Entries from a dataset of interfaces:
= Beginning of Section =
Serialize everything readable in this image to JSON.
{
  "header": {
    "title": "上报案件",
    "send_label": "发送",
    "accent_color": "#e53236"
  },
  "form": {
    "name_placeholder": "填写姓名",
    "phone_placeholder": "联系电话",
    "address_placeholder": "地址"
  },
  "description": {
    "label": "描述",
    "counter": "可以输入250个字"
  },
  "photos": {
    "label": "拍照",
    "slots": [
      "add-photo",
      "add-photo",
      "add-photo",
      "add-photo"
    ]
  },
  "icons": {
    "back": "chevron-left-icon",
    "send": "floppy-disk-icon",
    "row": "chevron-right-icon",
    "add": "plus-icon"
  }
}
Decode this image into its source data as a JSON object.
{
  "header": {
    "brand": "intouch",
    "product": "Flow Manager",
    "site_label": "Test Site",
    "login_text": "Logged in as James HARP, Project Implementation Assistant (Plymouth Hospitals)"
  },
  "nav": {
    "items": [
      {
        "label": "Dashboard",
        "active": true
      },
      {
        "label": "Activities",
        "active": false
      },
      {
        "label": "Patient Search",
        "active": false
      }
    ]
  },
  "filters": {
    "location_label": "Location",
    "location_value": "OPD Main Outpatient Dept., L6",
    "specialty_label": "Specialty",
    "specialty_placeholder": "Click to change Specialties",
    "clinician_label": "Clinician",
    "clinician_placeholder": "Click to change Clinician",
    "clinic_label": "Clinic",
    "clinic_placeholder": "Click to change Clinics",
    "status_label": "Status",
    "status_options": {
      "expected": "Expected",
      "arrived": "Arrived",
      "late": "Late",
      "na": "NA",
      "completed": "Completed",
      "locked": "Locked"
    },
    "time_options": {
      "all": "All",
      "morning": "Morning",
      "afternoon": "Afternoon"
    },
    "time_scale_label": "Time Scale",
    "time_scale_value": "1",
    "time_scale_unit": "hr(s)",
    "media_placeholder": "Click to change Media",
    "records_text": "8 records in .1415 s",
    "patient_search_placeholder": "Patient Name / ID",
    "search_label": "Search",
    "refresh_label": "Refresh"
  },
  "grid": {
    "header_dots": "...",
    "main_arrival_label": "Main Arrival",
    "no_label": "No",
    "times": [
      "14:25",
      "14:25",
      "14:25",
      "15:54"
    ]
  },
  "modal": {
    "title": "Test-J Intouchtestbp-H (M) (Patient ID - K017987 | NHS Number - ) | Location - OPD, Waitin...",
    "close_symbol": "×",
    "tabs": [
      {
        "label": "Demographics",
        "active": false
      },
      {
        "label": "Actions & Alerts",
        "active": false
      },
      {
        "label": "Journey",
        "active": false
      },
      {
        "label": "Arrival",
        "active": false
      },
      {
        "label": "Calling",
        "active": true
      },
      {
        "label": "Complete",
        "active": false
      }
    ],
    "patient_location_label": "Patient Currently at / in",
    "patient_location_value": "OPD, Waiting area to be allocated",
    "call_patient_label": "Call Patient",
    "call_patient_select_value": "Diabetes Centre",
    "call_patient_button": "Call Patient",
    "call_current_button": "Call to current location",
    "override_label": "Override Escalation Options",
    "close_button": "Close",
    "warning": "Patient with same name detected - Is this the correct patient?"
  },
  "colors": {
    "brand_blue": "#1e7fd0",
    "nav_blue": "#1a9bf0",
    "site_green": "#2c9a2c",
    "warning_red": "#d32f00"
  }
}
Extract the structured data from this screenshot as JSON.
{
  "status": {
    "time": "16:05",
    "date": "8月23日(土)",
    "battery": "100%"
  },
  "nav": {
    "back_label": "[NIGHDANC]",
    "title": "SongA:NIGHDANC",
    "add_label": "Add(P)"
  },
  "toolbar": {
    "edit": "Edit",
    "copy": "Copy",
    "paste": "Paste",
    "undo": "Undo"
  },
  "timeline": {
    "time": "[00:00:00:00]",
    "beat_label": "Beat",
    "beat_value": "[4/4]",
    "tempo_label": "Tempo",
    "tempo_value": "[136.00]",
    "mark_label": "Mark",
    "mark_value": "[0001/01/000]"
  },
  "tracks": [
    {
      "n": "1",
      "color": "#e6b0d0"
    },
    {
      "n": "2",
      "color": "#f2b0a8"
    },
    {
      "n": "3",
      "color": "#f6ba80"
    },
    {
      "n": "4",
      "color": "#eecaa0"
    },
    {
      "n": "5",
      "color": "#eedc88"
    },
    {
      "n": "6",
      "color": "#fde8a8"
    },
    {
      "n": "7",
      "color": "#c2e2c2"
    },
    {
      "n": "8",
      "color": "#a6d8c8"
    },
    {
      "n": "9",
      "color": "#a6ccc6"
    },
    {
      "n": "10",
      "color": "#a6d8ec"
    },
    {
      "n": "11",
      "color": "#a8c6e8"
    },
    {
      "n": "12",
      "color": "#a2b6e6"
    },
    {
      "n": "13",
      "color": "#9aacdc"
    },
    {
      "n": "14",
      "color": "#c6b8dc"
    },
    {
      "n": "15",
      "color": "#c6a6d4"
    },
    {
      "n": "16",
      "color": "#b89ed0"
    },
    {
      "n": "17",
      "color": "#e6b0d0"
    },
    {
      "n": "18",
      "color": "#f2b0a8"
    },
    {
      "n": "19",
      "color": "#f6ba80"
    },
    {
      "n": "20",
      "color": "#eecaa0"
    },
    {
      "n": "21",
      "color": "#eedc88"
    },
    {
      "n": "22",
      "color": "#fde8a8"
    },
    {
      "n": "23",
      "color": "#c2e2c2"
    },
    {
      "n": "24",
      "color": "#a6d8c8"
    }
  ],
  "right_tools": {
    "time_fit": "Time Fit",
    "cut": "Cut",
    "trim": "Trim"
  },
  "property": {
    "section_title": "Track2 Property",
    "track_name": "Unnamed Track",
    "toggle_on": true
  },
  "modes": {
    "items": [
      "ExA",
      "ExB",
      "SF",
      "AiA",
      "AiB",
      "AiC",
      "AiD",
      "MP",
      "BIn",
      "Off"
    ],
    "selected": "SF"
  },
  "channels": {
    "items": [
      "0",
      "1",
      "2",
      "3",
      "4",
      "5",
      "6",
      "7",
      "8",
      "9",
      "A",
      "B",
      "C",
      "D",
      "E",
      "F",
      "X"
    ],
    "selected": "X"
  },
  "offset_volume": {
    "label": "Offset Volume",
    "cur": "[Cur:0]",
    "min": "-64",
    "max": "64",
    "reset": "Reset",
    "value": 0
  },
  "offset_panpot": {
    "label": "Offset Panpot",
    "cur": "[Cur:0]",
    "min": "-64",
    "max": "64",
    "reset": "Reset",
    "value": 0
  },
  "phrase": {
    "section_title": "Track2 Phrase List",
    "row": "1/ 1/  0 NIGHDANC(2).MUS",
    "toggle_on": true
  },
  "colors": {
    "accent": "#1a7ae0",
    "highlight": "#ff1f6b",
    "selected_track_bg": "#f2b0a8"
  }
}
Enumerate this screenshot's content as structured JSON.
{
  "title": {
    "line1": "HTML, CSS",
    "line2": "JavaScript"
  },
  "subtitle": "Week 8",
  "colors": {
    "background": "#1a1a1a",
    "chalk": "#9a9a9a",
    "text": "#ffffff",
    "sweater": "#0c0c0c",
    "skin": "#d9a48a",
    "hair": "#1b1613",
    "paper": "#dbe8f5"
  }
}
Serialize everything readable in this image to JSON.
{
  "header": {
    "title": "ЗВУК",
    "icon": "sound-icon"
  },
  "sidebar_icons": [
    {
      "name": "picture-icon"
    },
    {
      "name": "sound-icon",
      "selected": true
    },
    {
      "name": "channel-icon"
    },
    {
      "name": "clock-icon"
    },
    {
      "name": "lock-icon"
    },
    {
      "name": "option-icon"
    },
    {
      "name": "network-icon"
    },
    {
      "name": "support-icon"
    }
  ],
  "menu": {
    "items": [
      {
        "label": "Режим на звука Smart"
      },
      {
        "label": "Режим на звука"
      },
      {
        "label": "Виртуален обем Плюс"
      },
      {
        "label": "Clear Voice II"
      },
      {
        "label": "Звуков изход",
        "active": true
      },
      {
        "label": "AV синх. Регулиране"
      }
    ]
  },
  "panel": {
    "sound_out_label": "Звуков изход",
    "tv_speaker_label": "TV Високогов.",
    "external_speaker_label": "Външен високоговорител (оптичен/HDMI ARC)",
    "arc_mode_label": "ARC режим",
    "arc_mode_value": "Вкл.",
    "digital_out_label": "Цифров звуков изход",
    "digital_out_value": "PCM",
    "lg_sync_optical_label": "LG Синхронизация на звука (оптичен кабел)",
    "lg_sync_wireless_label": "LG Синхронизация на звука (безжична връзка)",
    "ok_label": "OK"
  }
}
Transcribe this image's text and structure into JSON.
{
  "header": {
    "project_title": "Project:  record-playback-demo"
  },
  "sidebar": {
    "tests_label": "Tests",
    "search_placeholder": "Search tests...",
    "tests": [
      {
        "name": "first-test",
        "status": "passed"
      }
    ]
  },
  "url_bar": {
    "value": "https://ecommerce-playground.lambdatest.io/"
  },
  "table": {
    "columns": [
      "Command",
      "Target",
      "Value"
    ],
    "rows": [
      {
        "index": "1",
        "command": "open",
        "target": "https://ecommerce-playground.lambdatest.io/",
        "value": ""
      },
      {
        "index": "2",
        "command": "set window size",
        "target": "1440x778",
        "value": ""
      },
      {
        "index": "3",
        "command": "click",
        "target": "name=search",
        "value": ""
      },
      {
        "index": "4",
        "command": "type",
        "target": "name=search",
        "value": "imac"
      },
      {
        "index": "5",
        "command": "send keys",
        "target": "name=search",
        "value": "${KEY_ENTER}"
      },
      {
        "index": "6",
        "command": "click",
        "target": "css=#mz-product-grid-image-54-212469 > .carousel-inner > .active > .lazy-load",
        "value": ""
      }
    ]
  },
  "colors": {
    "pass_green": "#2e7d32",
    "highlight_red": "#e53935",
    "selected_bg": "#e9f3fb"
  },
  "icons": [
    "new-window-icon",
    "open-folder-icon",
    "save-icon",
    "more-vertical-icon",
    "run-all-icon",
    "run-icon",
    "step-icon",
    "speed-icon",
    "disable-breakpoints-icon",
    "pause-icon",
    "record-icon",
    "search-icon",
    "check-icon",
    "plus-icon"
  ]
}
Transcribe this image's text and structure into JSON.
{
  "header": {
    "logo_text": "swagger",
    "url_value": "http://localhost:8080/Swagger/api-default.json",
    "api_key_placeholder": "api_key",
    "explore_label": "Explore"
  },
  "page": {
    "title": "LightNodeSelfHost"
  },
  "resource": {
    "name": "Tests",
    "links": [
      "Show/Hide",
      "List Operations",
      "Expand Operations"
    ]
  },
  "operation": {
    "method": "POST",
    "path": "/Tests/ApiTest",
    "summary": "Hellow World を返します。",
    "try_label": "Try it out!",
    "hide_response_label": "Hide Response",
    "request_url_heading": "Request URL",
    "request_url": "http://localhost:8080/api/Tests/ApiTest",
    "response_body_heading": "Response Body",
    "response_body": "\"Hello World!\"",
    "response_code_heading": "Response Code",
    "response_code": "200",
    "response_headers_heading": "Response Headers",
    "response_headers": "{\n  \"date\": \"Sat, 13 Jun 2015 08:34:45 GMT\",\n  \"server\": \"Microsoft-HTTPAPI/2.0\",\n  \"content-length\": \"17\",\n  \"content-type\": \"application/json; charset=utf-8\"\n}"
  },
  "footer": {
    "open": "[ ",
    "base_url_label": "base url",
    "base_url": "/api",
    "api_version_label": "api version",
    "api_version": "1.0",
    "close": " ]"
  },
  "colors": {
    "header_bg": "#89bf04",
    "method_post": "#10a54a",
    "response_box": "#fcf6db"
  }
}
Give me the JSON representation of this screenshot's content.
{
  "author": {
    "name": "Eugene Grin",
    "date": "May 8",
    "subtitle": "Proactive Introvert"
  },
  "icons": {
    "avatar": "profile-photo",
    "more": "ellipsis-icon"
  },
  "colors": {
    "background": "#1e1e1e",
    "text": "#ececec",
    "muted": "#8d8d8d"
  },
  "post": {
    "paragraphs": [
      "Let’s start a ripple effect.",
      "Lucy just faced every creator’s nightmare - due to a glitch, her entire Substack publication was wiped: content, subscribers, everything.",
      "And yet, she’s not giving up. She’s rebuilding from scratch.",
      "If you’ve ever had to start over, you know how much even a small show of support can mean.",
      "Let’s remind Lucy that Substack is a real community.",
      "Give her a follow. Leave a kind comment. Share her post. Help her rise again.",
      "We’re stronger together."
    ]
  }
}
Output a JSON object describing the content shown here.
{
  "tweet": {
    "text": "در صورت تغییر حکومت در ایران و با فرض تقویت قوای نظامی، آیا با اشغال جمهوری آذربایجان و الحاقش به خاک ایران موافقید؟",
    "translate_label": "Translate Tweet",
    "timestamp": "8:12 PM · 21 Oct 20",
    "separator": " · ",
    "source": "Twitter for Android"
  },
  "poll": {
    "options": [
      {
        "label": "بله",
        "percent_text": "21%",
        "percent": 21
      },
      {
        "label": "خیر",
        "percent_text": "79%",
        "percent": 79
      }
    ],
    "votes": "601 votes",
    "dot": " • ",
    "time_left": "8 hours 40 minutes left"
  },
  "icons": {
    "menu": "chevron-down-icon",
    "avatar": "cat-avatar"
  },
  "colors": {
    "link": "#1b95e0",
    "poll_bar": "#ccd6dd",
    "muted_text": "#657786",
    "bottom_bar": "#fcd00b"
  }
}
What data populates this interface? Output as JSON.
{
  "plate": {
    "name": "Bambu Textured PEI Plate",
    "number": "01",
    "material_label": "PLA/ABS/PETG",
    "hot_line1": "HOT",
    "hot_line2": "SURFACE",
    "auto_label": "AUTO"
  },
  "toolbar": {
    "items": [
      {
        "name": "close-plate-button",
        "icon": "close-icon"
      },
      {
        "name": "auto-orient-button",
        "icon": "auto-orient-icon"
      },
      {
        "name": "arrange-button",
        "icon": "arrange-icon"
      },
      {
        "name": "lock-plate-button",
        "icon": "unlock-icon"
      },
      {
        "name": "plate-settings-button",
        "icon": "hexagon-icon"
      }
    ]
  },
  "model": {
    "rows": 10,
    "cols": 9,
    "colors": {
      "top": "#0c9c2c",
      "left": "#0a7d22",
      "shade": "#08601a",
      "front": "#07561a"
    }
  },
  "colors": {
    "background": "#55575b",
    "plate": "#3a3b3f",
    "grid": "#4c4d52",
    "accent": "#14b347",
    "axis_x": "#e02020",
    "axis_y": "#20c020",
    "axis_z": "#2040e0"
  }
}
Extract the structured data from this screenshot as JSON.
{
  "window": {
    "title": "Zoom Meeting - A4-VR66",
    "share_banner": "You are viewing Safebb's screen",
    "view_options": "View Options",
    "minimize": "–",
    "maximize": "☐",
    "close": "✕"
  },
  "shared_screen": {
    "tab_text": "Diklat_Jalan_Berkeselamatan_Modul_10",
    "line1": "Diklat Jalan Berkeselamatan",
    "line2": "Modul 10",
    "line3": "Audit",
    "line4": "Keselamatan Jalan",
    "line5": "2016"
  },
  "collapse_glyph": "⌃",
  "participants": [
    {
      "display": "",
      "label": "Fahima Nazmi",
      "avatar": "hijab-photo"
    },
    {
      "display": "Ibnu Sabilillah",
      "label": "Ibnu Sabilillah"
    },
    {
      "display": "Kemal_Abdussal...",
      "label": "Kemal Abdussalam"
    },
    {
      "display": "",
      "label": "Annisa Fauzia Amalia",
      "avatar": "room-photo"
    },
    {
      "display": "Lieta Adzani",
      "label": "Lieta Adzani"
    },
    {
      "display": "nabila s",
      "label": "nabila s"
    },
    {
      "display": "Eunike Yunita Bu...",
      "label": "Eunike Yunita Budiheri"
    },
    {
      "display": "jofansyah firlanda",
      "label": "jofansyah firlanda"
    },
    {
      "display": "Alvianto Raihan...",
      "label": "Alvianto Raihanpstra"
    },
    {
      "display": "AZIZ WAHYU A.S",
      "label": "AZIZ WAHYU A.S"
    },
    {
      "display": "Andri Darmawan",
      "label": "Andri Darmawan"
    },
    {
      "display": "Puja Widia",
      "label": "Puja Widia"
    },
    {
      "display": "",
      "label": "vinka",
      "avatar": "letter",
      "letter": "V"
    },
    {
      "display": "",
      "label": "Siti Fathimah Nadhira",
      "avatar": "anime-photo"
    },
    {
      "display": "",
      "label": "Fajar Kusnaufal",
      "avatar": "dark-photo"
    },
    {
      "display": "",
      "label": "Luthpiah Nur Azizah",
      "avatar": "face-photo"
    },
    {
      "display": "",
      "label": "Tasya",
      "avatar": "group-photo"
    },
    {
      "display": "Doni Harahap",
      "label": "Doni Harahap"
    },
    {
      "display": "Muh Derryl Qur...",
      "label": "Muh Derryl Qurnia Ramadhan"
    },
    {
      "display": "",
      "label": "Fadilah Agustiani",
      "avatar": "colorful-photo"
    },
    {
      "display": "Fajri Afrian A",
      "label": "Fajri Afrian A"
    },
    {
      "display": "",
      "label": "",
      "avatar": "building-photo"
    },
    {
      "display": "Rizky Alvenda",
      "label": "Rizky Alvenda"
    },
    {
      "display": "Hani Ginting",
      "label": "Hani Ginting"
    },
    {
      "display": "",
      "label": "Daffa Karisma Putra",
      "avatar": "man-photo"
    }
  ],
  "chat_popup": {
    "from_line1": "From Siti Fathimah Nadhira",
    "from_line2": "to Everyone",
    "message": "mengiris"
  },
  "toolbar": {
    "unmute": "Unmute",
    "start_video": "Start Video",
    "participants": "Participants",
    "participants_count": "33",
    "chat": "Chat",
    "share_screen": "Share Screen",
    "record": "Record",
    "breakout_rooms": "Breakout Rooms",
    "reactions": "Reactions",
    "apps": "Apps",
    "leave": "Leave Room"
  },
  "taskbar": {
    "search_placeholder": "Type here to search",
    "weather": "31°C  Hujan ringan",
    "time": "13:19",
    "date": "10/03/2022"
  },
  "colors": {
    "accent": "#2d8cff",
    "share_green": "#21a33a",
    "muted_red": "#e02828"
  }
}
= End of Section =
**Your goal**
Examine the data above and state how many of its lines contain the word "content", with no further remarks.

**Response**
5